(Action item)
Reproduce the complete set of records exactly. No picture is to appear in the copy.

Start of Records to use

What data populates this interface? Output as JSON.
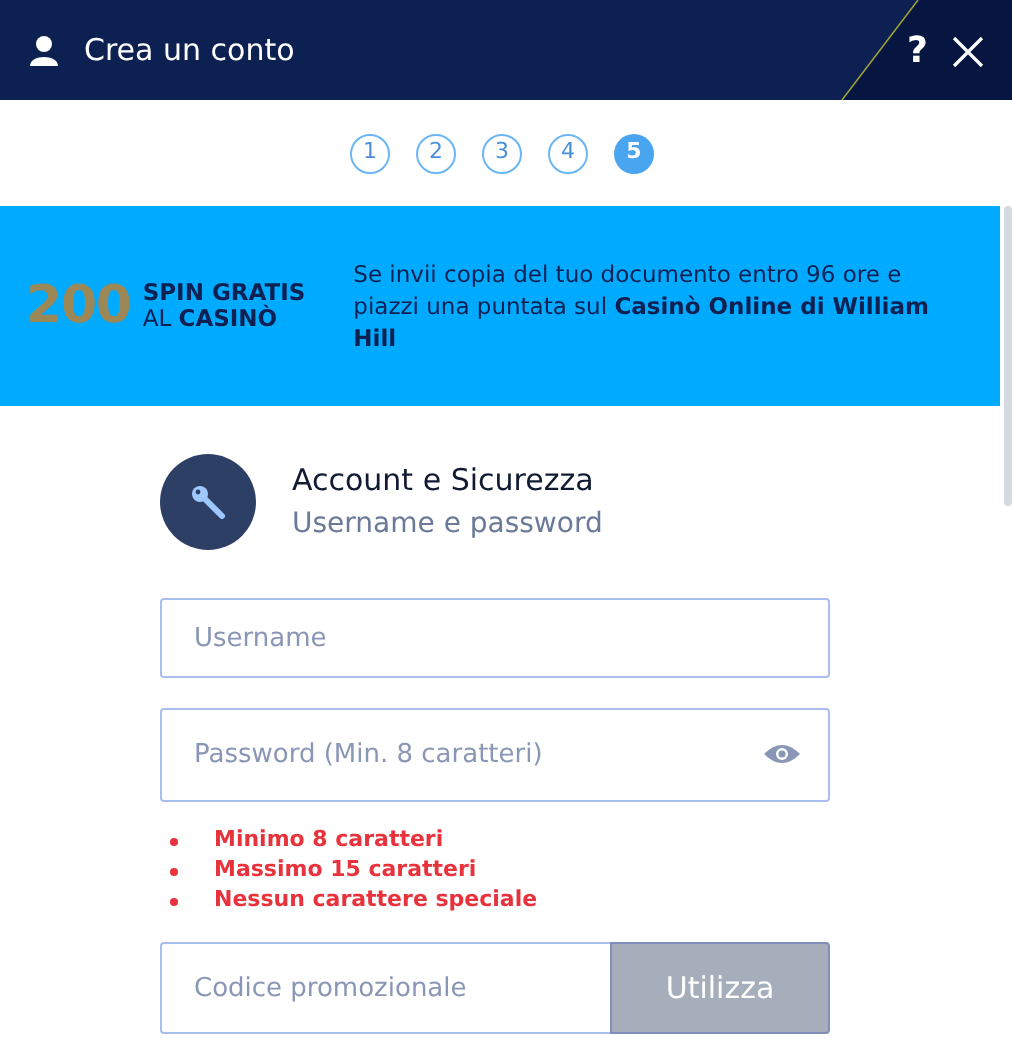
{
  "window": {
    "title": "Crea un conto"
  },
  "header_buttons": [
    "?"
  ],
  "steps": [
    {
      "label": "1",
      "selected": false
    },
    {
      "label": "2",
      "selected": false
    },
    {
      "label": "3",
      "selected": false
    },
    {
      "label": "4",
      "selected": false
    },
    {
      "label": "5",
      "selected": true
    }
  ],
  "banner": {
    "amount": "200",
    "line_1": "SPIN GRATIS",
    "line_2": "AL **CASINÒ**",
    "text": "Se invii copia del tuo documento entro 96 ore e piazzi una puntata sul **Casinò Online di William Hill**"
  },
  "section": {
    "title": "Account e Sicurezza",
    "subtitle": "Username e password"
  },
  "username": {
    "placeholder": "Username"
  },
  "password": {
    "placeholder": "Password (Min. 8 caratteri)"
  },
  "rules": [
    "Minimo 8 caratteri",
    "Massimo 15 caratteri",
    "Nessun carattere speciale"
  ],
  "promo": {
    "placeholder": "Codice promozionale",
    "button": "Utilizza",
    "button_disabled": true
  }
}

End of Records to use

(Output)
What data populates this interface? Output as JSON.
{
  "window": {
    "title": "Crea un conto"
  },
  "header_buttons": [
    "?"
  ],
  "steps": [
    {
      "label": "1",
      "selected": false
    },
    {
      "label": "2",
      "selected": false
    },
    {
      "label": "3",
      "selected": false
    },
    {
      "label": "4",
      "selected": false
    },
    {
      "label": "5",
      "selected": true
    }
  ],
  "banner": {
    "amount": "200",
    "line_1": "SPIN GRATIS",
    "line_2": "AL **CASINÒ**",
    "text": "Se invii copia del tuo documento entro 96 ore e piazzi una puntata sul **Casinò Online di William Hill**"
  },
  "section": {
    "title": "Account e Sicurezza",
    "subtitle": "Username e password"
  },
  "username": {
    "placeholder": "Username"
  },
  "password": {
    "placeholder": "Password (Min. 8 caratteri)"
  },
  "rules": [
    "Minimo 8 caratteri",
    "Massimo 15 caratteri",
    "Nessun carattere speciale"
  ],
  "promo": {
    "placeholder": "Codice promozionale",
    "button": "Utilizza",
    "button_disabled": true
  }
}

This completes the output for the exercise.